:: The Kitchen Without Borders: Recipes And Stories From Refugee And Immigrant Chefs by The Eat Offbeat Chefs, photography by Penny De Los Santos, is published by Workman, priced £18.99. Below are two recipes from the book for you to try.


(serves 4 – 6)

2tbsp canola oil

150g wheat vermicelli noodles

150g fresh or frozen peas

1 medium carrot, diced

1 medium russet potato, peeled and diced

50g black or golden raisins (or a combination)

200g basmati rice

1 cinnamon stick

1/4tsp ground turmeric

2tsp kosher salt

1tbsp seven spices or biryani spices

1/2tsp ground cardamom

1tsp ground cinnamon


Heat one tablespoon of the oil in a small saucepan over medium-high heat. Once the oil is hot, add the vermicelli and toast until the noodles are golden, about two minutes. Carefully add half a cup (around 473ml) of water to the pot, cover it, and bring the water to a boil. Reduce the heat to low and simmer until the noodles are tender and the water is absorbed, about 10 minutes. Remove the pot from the heat and set it aside.

Heat the remaining one tablespoon of oil in a large non-stick skillet over high heat. Once the oil is hot, add the peas, carrot, and potato and pan-fry until they are tender and starting to brown, about 10 minutes. Stir in the raisins and cook until they plump and begin to brown, about two minutes more. Remove the pan from the heat and set it aside.

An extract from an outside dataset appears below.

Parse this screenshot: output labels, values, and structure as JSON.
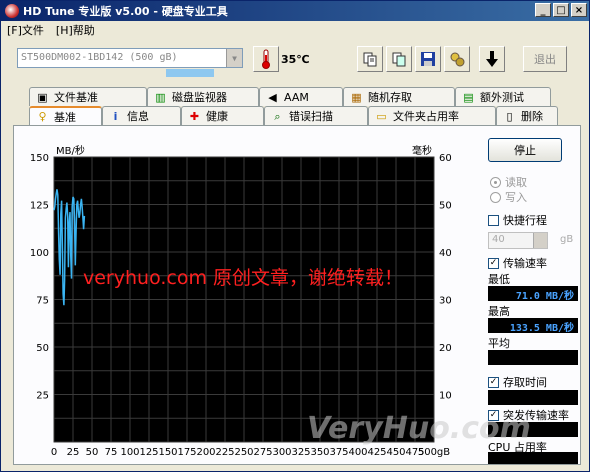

Bring one and a half cups (around 355ml) of water and the rice, cinnamon stick, turmeric, and salt to a boil in a large pot over high heat. Once the water is boiling, cover the pot, reduce the heat to low, and simmer until the rice is cooked, 10 to 15 minutes.

Whisk together the seven spices, cardamom, and ground cinnamon in a small bowl.

Add the vermicelli to the rice, then gently stir in the spices, making sure to evenly incorporate them and coat the grains. Stir in the vegetables and raisins. Serve immediately.


(makes 4 – 6)

128g finely ground semolina flour

1tsp kosher salt

1tbsp sugar

1tsp garam masala

1tsp ground cumin

240ml plain yogurt

3tsp olive oil

1 carrot, diced

1 green bell pepper, diced

1 red bell pepper, diced

1 yellow bell pepper, diced

150g diced plum tomatoes or halved cherry tomatoes

80ml Maggi Hot & Sweet Tomato Chilli Sauce

1tsp dried oregano

1tsp dried basil

1tsp baking soda

2tbsp unsalted butter

100g grated Parmesan cheese

150g shredded mozzarella cheese

1tbsp chopped spring onion, for garnish


Stir together the semolina, salt, sugar, garam masala, and cumin in a medium mixing bowl. Mix in the yogurt and one cup (about 240ml) of water. Allow the batter to rest, at least 20 minutes but no more than one hour.

Heat one teaspoon of the olive oil in a large skillet over medium-high heat. Once the oil is hot, add the carrot and green, red, and yellow bell peppers and sauté until tender, about 10 minutes. Lower the heat to medium, add the tomatoes, and cook until tender, about five minutes. Remove from the heat and set aside.

Mix the Maggi sauce with the oregano and basil in a small bowl and set aside.

When the batter is finished resting, stir in the baking soda.

Preheat the oven to 400F. Line two sheet pans with parchment paper.

Heat the remaining two teaspoons of olive oil and half-teaspoon of the butter in a large non-stick skillet over medium-high heat. When the butter is melted, pour a third to half a cup (about 80-120ml) of the batter into the pan and spread it as thinly as possible into a five to six-inch circle. Once the sides are cooked and the bottom has started to brown, flip the flatbread using a spatula. Cook for two to three minutes on each side, then set the flatbread aside on a prepared sheet pan. Repeat with all the batter, melting half a teaspoon of butter between each batch.

Once all the flatbreads are made, begin assembling the pizzas on the sheet pans. Spread a scant tablespoon of the Maggi sauce mixture over the top of each flatbread. Next, sprinkle the Parmesan cheese evenly over the sauce. Finally, top each flatbread with the vegetable mixture and mozzarella cheese.

Place the sheet pans in the oven and bake until the cheese is melted and golden, about 10 minutes. Sprinkle with the chopped scallions and serve immediately.

Enjoy reading the Irish News?

Subscribe now to get full access